Search the entries below for the word "title", then copy each line in which it is found.

Excerpts from an interface dataset:
:::::

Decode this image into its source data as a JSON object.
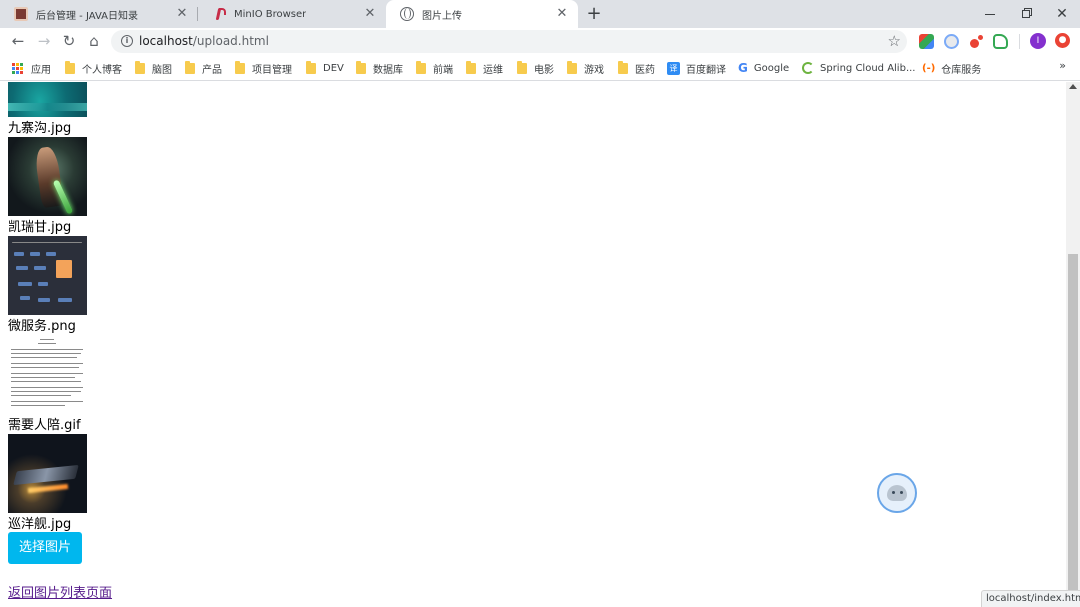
{
  "tabs": [
    {
      "title": "后台管理 - JAVA日知录",
      "icon": "admin-favicon",
      "active": false
    },
    {
      "title": "MinIO Browser",
      "icon": "minio-favicon",
      "active": false
    },
    {
      "title": "图片上传",
      "icon": "globe-favicon",
      "active": true
    }
  ],
  "toolbar": {
    "url_host": "localhost",
    "url_path": "/upload.html",
    "profile_initial": "I"
  },
  "bookmarks": [
    {
      "label": "应用",
      "kind": "apps"
    },
    {
      "label": "个人博客",
      "kind": "folder"
    },
    {
      "label": "脑图",
      "kind": "folder"
    },
    {
      "label": "产品",
      "kind": "folder"
    },
    {
      "label": "项目管理",
      "kind": "folder"
    },
    {
      "label": "DEV",
      "kind": "folder"
    },
    {
      "label": "数据库",
      "kind": "folder"
    },
    {
      "label": "前端",
      "kind": "folder"
    },
    {
      "label": "运维",
      "kind": "folder"
    },
    {
      "label": "电影",
      "kind": "folder"
    },
    {
      "label": "游戏",
      "kind": "folder"
    },
    {
      "label": "医药",
      "kind": "folder"
    },
    {
      "label": "百度翻译",
      "kind": "fanyi"
    },
    {
      "label": "Google",
      "kind": "google"
    },
    {
      "label": "Spring Cloud Alib...",
      "kind": "spring"
    },
    {
      "label": "仓库服务",
      "kind": "cang"
    }
  ],
  "page": {
    "images": [
      {
        "name": "九寨沟.jpg"
      },
      {
        "name": "凯瑞甘.jpg"
      },
      {
        "name": "微服务.png"
      },
      {
        "name": "需要人陪.gif"
      },
      {
        "name": "巡洋舰.jpg"
      }
    ],
    "choose_button": "选择图片",
    "back_link": "返回图片列表页面"
  },
  "status_url": "localhost/index.html",
  "colors": {
    "button": "#00b7ee",
    "visited_link": "#551a8b"
  }
}
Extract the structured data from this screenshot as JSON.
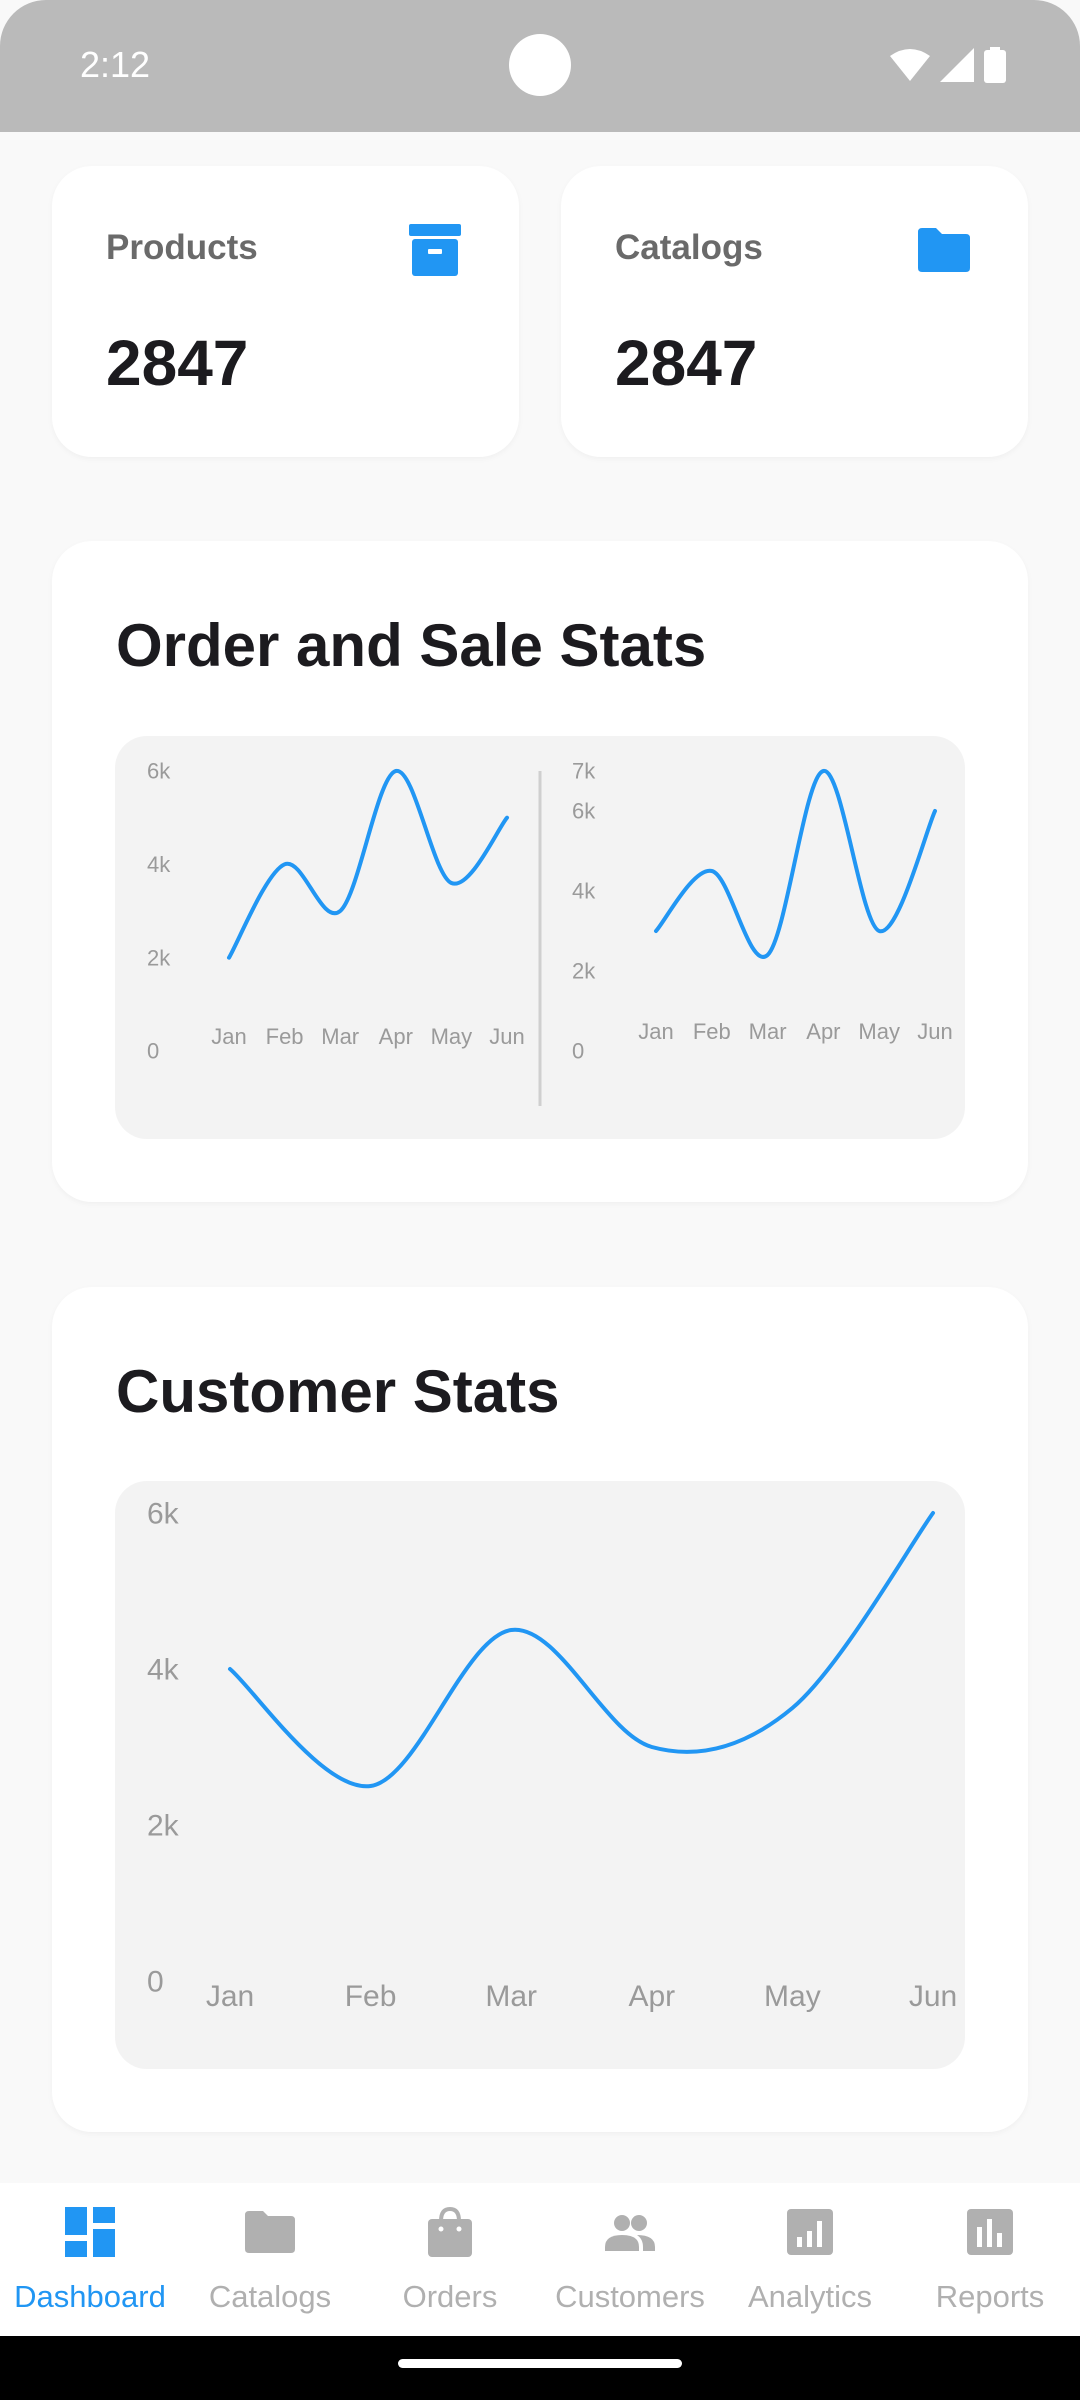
{
  "status_bar": {
    "time": "2:12"
  },
  "stats": [
    {
      "label": "Products",
      "value": "2847",
      "icon": "archive-icon"
    },
    {
      "label": "Catalogs",
      "value": "2847",
      "icon": "folder-icon"
    }
  ],
  "order_section": {
    "title": "Order and Sale Stats"
  },
  "customer_section": {
    "title": "Customer Stats"
  },
  "colors": {
    "accent": "#2196f3",
    "muted": "#b0b0b0",
    "axis_text": "#9a9a9a"
  },
  "chart_data": [
    {
      "type": "line",
      "categories": [
        "Jan",
        "Feb",
        "Mar",
        "Apr",
        "May",
        "Jun"
      ],
      "series": [
        {
          "values": [
            2000,
            4000,
            3000,
            6000,
            3600,
            5000
          ]
        }
      ],
      "y_ticks": [
        "0",
        "2k",
        "4k",
        "6k"
      ],
      "ylim": [
        0,
        6000
      ],
      "grid": false
    },
    {
      "type": "line",
      "categories": [
        "Jan",
        "Feb",
        "Mar",
        "Apr",
        "May",
        "Jun"
      ],
      "series": [
        {
          "values": [
            3000,
            4500,
            2400,
            7000,
            3000,
            6000
          ]
        }
      ],
      "y_ticks": [
        "0",
        "2k",
        "4k",
        "6k",
        "7k"
      ],
      "ylim": [
        0,
        7000
      ],
      "grid": false
    },
    {
      "type": "line",
      "categories": [
        "Jan",
        "Feb",
        "Mar",
        "Apr",
        "May",
        "Jun"
      ],
      "series": [
        {
          "values": [
            4000,
            2500,
            4500,
            3000,
            3500,
            6000
          ]
        }
      ],
      "y_ticks": [
        "0",
        "2k",
        "4k",
        "6k"
      ],
      "ylim": [
        0,
        6000
      ],
      "grid": false
    }
  ],
  "bottom_nav": [
    {
      "label": "Dashboard",
      "icon": "dashboard-icon",
      "active": true
    },
    {
      "label": "Catalogs",
      "icon": "folder-icon",
      "active": false
    },
    {
      "label": "Orders",
      "icon": "shopping-bag-icon",
      "active": false
    },
    {
      "label": "Customers",
      "icon": "people-icon",
      "active": false
    },
    {
      "label": "Analytics",
      "icon": "analytics-icon",
      "active": false
    },
    {
      "label": "Reports",
      "icon": "bar-chart-icon",
      "active": false
    }
  ]
}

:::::

- SOLUTION -
      "title": "后台管理 - JAVA日知录",
      "title": "MinIO Browser",
      "title": "图片上传",
    "title": "Order and Sale Stats"
    "title": "Customer Stats"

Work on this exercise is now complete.